November 29, 2012 – Union Telecom and IT Minister Kapil Sibal issued guidelines for the better enforcement of Section 66A. Under these new guidelines cases under Section 66(A) can only be registered if prior approval has been sought by DCP rank officers in urban areas and IG rank officials in rural areas.

November 30, 2012 – The cyber hacktivist group Anonymous hacks Union Ministers Kapil Sibal’s website in protest over the misuse of Section 66A.

November 30, 2012 – The Supreme Court seeks the opinion of the Attorney General regarding the status of Section 66A. Mr. Vahanvati reiterates the need for retaining the provision, while indicating that the government intention to enforce the relevant guidelines, for more tailored implementation. The court issues notices to the Centre, Maharashtra, Puducherry, Delhi, Tamil Nadu and West Bengal.

December 8, 2012 – A 20 year old man was arrested in Rourkela for uploading communally sensitive pictures on his Facebook account. Officials claim that the picture contained a Hindu god atop a Mosque, was allegedly uploaded on the anniversary of the Babri Masjid demolition.

December 14, 2012 – The cyber hacktivist group Anonymous defaces the BSNL website in protest over the misuse of Section 66A. They have uploaded images of cartoonist Aseem Trivedi, drawing attention to his imprisonment earlier this year.

December 14, 2012 – The Issue of the misuse of Section 66A by state governments was raised in Rajya Sabha, with members urging a reconsideration of the provision. Some members of Parliament also directly questioned the constitution validity of  Section 66A and demanded its suitable amendment. In response to these concerns the Union Minister for Telecom and IT has suggested advisory guidelines for the implementation of Section 66A to circumvent misuse by state governments.

December 15, 2012 – Cartoonist Aseem Trivedi ends his 8 day fast against Section 66A in Delhi.

December 18, 2012 – The Maharashtra Police drop all charges against the women who were arrested in Palghar after their Facebook comments.
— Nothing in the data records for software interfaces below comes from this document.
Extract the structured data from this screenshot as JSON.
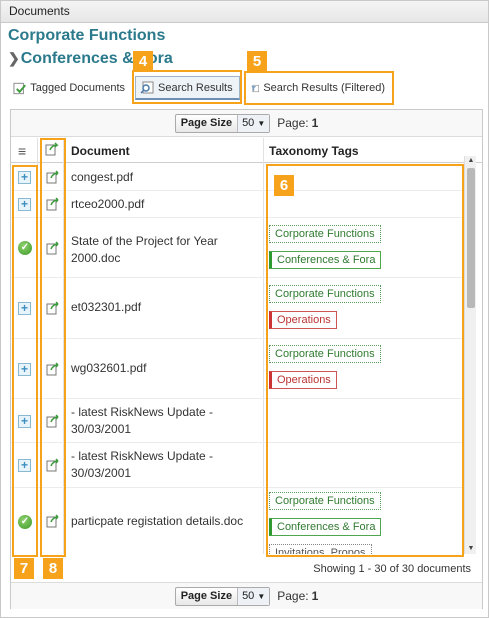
{
  "panel": {
    "title": "Documents"
  },
  "breadcrumb": {
    "level1": "Corporate Functions",
    "level2": "Conferences & Fora",
    "chevron": "❯"
  },
  "tabs": [
    {
      "label": "Tagged Documents",
      "icon": "tag-doc-icon"
    },
    {
      "label": "Search Results",
      "icon": "search-doc-icon",
      "active": true
    },
    {
      "label": "Search Results (Filtered)",
      "icon": "filter-doc-icon"
    }
  ],
  "pager": {
    "page_size_label": "Page Size",
    "page_size_value": "50",
    "page_label": "Page:",
    "page_value": "1"
  },
  "columns": {
    "menu": "≡",
    "document": "Document",
    "taxonomy": "Taxonomy Tags"
  },
  "rows": [
    {
      "state": "plus",
      "doc": "congest.pdf",
      "tags": []
    },
    {
      "state": "plus",
      "doc": "rtceo2000.pdf",
      "tags": []
    },
    {
      "state": "check",
      "doc": "State of the Project for Year 2000.doc",
      "tags": [
        {
          "label": "Corporate Functions",
          "style": "dotted"
        },
        {
          "label": "Conferences & Fora",
          "style": "green"
        }
      ]
    },
    {
      "state": "plus",
      "doc": "et032301.pdf",
      "tags": [
        {
          "label": "Corporate Functions",
          "style": "dotted"
        },
        {
          "label": "Operations",
          "style": "red"
        }
      ]
    },
    {
      "state": "plus",
      "doc": "wg032601.pdf",
      "tags": [
        {
          "label": "Corporate Functions",
          "style": "dotted"
        },
        {
          "label": "Operations",
          "style": "red"
        }
      ]
    },
    {
      "state": "plus",
      "doc": "- latest RiskNews Update - 30/03/2001",
      "tags": []
    },
    {
      "state": "plus",
      "doc": "- latest RiskNews Update - 30/03/2001",
      "tags": []
    },
    {
      "state": "check",
      "doc": "particpate registation details.doc",
      "tags": [
        {
          "label": "Corporate Functions",
          "style": "dotted"
        },
        {
          "label": "Conferences & Fora",
          "style": "green"
        },
        {
          "label": "Invitations, Propos",
          "style": "grey"
        }
      ]
    }
  ],
  "status": "Showing 1 - 30 of 30 documents",
  "callouts": [
    "4",
    "5",
    "6",
    "7",
    "8"
  ],
  "colors": {
    "accent": "#f7a21b",
    "heading": "#2b7a8c",
    "tag_green": "#2f9a2f",
    "tag_red": "#cc3333"
  }
}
A closure report has also been filed before the magistrate.

News Post: Wednesday, December 19, 2012